      eg. in WoW, you don’t need a perfectly optimised group to knock out hard mode instances. You just don’t. You need a reasonable range of roles and people who know how to play. There’s no need of talk about how the minmaxers have to make up for someone’s shortcomings when the group would do fine without a minmaxer in it.

  9. Personally, I believe this has far more to do with WoW’s bland design of content these days than anything else. More tragically, new MMORPG’s seem to think that it’s purely WoW’s raids that hold the key to its success.

    If the only way to beat a boss is via throughput (Cataclysm), min-maxing happens. If there are multiple ways to beat it (The Burning Crusade), you can be more free-wheeling with your choices.

    • I don’t know about content being bland, what I saw of Firelands was that the boss encounters seemed quite cool. But yes, I agree that this increasing emphasis on dps throughput has been quite relentless.
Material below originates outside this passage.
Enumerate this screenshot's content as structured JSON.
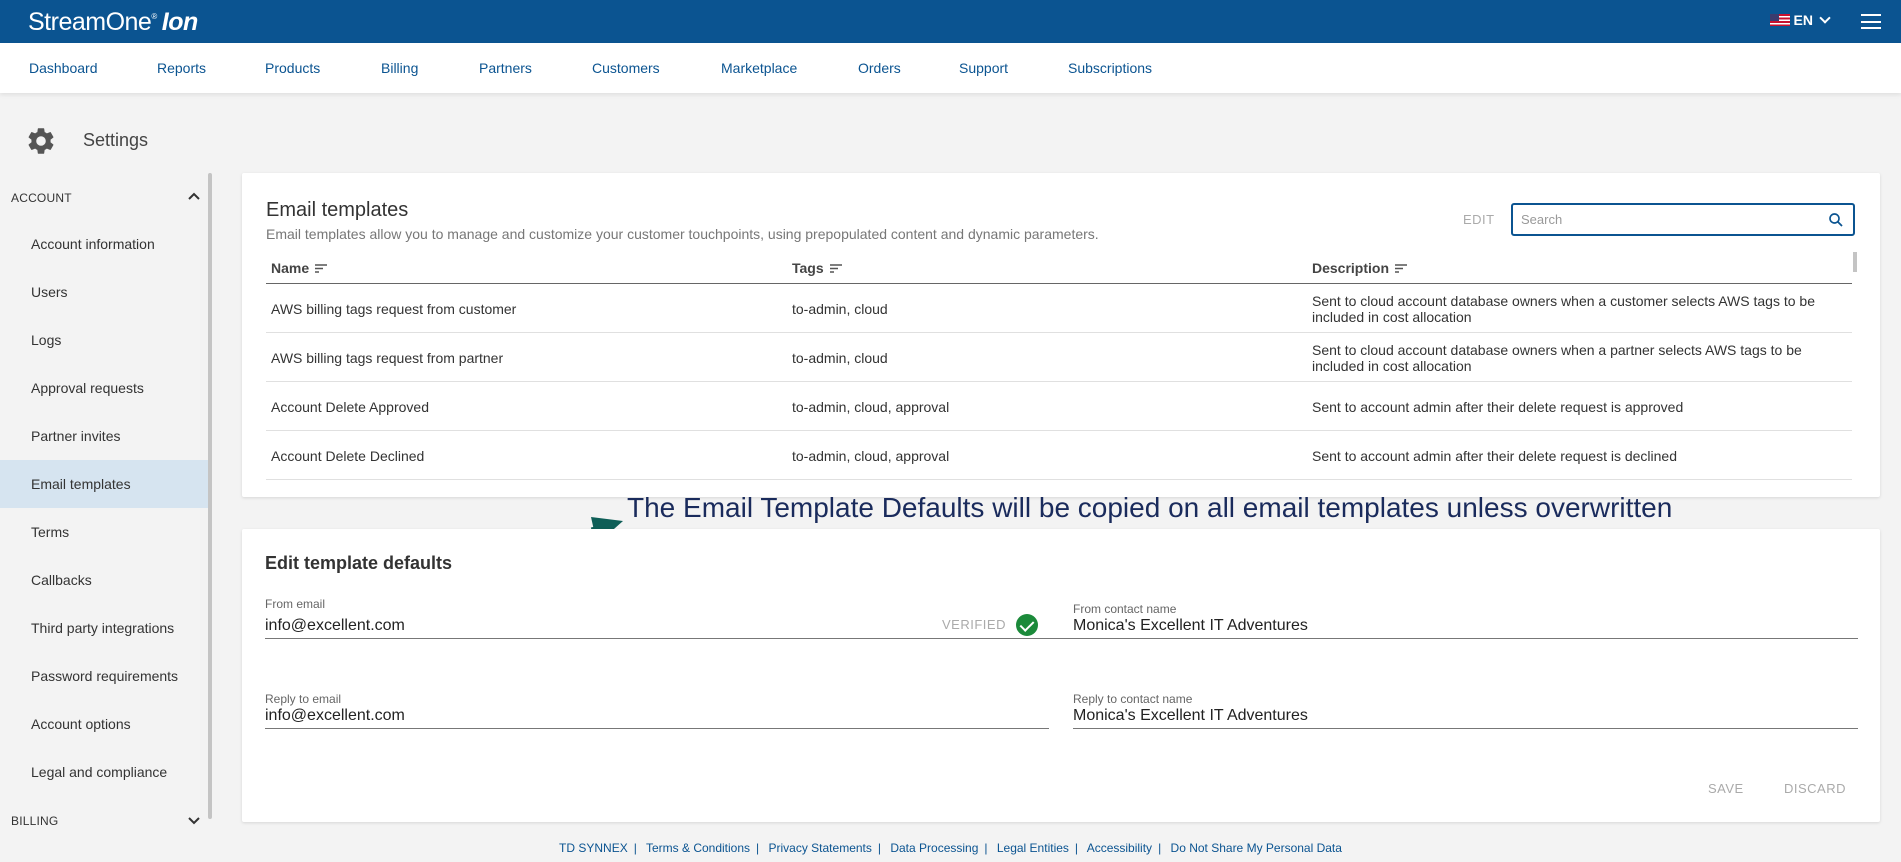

      And it’s ended up with a playerbase who are convinced that dps throughput is the only relevant stat in deciding if someone is a good player, which I do find problematic.

      • Firelands lacked depth; there was no other way to deal with the “mechanics” of Lord Rhyolith, Beth’tilac or Alysrazor, other than mastering the pre-determined gimmicks attached to them. Even Ragnaros heroic suffered the same fate – you either learned how to execute what the game told you to execute, or you failed.
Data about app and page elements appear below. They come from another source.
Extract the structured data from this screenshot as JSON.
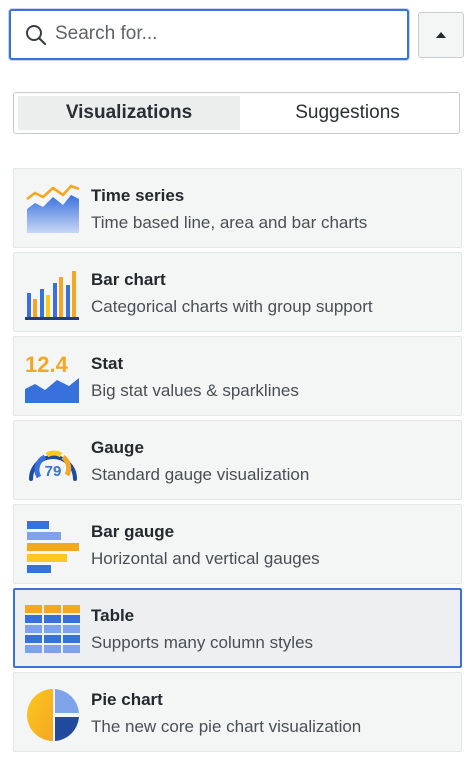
{
  "search": {
    "placeholder": "Search for...",
    "value": ""
  },
  "tabs": [
    {
      "label": "Visualizations",
      "active": true
    },
    {
      "label": "Suggestions",
      "active": false
    }
  ],
  "visualizations": [
    {
      "title": "Time series",
      "description": "Time based line, area and bar charts",
      "icon": "time-series-icon",
      "selected": false
    },
    {
      "title": "Bar chart",
      "description": "Categorical charts with group support",
      "icon": "bar-chart-icon",
      "selected": false
    },
    {
      "title": "Stat",
      "description": "Big stat values & sparklines",
      "icon": "stat-icon",
      "icon_text": "12.4",
      "selected": false
    },
    {
      "title": "Gauge",
      "description": "Standard gauge visualization",
      "icon": "gauge-icon",
      "icon_text": "79",
      "selected": false
    },
    {
      "title": "Bar gauge",
      "description": "Horizontal and vertical gauges",
      "icon": "bar-gauge-icon",
      "selected": false
    },
    {
      "title": "Table",
      "description": "Supports many column styles",
      "icon": "table-icon",
      "selected": true
    },
    {
      "title": "Pie chart",
      "description": "The new core pie chart visualization",
      "icon": "pie-chart-icon",
      "selected": false
    }
  ],
  "colors": {
    "accent": "#3d71d9",
    "icon_blue": "#3871dc",
    "icon_orange": "#f5a623",
    "icon_yellow": "#fbc81f",
    "item_background": "#f4f5f5"
  }
}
        This is what makes me sad when developers write off talent trees because the choices weren’t interesting enough for players. The “utility” talents were routinely ignored because raw throughput solved practically any problem a raid group came across. It wasn’t that the talents were bad by default, they were simply superfluous for the content.
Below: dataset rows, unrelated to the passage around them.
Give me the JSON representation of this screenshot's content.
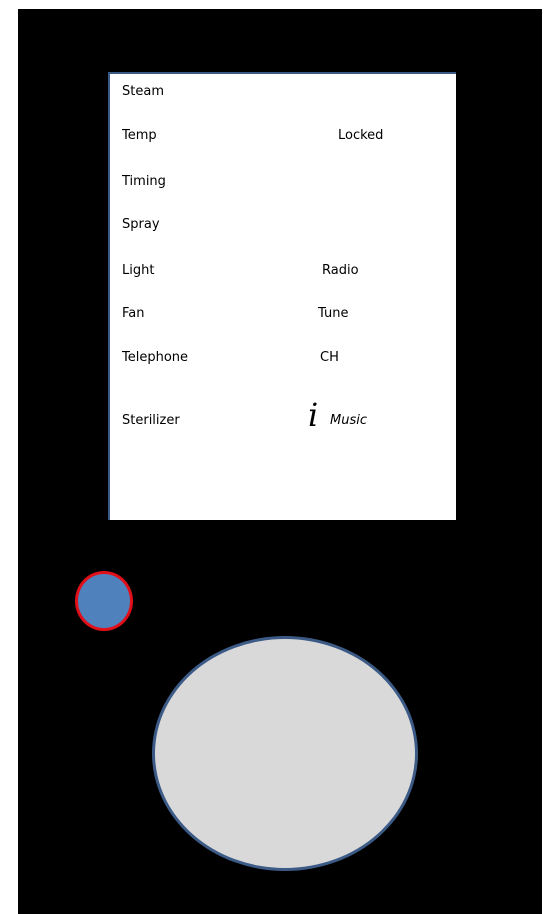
{
  "screen": {
    "left_column": [
      {
        "key": "steam",
        "label": "Steam"
      },
      {
        "key": "temp",
        "label": "Temp"
      },
      {
        "key": "timing",
        "label": "Timing"
      },
      {
        "key": "spray",
        "label": "Spray"
      },
      {
        "key": "light",
        "label": "Light"
      },
      {
        "key": "fan",
        "label": "Fan"
      },
      {
        "key": "telephone",
        "label": "Telephone"
      },
      {
        "key": "sterilizer",
        "label": "Sterilizer"
      }
    ],
    "right_column": {
      "locked": "Locked",
      "radio": "Radio",
      "tune": "Tune",
      "ch": "CH",
      "info_glyph": "i",
      "music": "Music"
    }
  },
  "controls": {
    "small_button_color": "#4f81bd",
    "small_button_border": "#e0101a",
    "large_dial_color": "#d9d9d9",
    "large_dial_border": "#3b5a86"
  }
}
        And as you say, this all leads to one destination:

        The relentless pursuit of more damage, accompanied by a complete disregard for everything else.

  10. There’s a difference in boss or raid design between the old DAoC world bosses and the modern ‘WoW-style’ raid boss, and I think it’s the difference between the designers giving the players a mission statement and a recipe.

    The old-style design set down a challenge – here’s a giant demon, X many hit points, damage output Y, farts a fireball every 45 seconds, summons adds every five minutes or whenever he incinerates a rogue. It was then up to the players how they solved that problem. The fight might take longer some ways, but if the players had more tanks and less DPS than expected at least there was a trade-off that the adds were easier to cope with.

    The new style is more like cooking from a recipe book – for a Downed Dragon (Avec Loot Coulis) you need TWO tanks with THIS much mitigation and three healers with THAT much throughput and FIVE DPS who together should add up to THIS MUCH on their epeen meter while not standing in the fire. There’s no room for flexibility there. You do the encounter as intended or not at all.

    What I can’t figure out for the life of me is why anyone thinks the new approach is so much better than the old way.

Leave a Reply

Fill in your details below or click an icon to log in: Logo

You are commenting using your account. Log Out /  Change )

Twitter picture

You are commenting using your Twitter account. Log Out /  Change )

Facebook photo

You are commenting using your Facebook account. Log Out /  Change )

Connecting to %s